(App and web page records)
^^^^

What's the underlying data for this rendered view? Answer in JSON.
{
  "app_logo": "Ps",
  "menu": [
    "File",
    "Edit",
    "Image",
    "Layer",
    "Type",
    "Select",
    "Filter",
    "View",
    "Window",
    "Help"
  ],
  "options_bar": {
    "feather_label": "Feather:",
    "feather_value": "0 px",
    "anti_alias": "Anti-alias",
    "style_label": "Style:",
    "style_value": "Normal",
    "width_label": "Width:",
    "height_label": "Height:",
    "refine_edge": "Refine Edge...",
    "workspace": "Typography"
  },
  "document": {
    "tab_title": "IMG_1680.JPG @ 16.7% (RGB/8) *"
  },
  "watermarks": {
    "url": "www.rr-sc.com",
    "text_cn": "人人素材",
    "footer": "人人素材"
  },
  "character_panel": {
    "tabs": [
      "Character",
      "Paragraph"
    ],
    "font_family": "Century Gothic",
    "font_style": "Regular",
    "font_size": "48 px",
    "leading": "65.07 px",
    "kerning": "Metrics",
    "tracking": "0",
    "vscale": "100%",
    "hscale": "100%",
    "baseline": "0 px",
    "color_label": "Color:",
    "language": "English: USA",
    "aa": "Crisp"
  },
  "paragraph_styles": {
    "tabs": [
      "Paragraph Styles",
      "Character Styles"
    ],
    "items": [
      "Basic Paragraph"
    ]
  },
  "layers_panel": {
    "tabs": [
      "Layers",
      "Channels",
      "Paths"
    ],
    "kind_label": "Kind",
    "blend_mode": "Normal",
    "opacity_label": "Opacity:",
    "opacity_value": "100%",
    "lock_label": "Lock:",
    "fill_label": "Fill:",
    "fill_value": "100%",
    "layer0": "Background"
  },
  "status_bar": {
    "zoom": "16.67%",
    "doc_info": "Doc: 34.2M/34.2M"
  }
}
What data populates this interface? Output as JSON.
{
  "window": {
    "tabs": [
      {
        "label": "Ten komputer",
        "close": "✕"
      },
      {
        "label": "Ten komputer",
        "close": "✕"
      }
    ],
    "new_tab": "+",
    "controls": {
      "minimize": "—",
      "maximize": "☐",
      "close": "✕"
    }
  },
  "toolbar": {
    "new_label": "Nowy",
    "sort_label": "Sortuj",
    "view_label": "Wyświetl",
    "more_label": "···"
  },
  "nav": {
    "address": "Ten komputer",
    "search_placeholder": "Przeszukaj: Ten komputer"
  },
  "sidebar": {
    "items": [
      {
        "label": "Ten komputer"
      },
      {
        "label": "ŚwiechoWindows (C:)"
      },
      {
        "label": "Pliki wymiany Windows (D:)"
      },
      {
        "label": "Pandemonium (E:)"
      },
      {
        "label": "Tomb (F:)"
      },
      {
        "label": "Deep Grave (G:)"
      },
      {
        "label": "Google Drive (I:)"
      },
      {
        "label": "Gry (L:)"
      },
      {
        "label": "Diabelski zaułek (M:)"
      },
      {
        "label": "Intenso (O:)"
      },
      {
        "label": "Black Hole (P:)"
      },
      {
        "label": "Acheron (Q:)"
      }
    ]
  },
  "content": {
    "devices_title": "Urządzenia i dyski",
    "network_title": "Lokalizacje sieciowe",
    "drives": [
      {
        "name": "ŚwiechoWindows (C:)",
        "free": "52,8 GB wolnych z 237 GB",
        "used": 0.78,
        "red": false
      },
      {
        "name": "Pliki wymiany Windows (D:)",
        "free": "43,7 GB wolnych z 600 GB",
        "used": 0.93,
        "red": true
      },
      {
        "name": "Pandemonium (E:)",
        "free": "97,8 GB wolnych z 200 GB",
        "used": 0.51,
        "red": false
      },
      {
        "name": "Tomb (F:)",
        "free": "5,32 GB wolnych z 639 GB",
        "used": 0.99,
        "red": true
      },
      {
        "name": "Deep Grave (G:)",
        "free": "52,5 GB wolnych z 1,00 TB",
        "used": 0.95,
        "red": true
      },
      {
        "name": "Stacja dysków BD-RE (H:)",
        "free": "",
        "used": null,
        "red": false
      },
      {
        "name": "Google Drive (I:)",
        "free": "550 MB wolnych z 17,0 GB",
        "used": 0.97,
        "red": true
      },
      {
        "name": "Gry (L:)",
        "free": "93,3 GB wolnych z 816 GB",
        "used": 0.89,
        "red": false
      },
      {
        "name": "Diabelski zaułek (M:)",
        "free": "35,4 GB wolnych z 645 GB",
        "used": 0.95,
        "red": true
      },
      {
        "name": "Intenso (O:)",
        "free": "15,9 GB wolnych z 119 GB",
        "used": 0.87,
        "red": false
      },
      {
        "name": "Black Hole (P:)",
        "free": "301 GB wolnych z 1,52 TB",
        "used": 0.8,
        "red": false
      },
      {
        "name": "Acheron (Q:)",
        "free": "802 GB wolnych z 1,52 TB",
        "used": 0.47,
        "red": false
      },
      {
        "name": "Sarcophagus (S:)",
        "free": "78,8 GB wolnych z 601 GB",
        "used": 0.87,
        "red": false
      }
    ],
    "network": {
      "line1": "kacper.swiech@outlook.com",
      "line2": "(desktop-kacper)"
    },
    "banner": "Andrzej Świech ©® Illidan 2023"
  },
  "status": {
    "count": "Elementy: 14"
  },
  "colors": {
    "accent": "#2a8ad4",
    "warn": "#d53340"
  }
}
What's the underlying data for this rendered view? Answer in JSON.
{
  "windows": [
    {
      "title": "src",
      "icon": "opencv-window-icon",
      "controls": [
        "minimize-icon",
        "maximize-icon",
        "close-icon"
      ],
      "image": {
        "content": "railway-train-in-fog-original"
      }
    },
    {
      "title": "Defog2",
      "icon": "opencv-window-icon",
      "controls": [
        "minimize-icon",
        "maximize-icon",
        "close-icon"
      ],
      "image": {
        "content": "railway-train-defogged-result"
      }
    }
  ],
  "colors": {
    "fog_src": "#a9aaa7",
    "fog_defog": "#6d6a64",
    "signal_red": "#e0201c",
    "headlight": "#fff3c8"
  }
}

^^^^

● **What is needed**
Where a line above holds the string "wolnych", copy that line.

● **Your solution**
        "free": "52,8 GB wolnych z 237 GB",
        "free": "43,7 GB wolnych z 600 GB",
        "free": "97,8 GB wolnych z 200 GB",
        "free": "5,32 GB wolnych z 639 GB",
        "free": "52,5 GB wolnych z 1,00 TB",
        "free": "550 MB wolnych z 17,0 GB",
        "free": "93,3 GB wolnych z 816 GB",
        "free": "35,4 GB wolnych z 645 GB",
        "free": "15,9 GB wolnych z 119 GB",
        "free": "301 GB wolnych z 1,52 TB",
        "free": "802 GB wolnych z 1,52 TB",
        "free": "78,8 GB wolnych z 601 GB",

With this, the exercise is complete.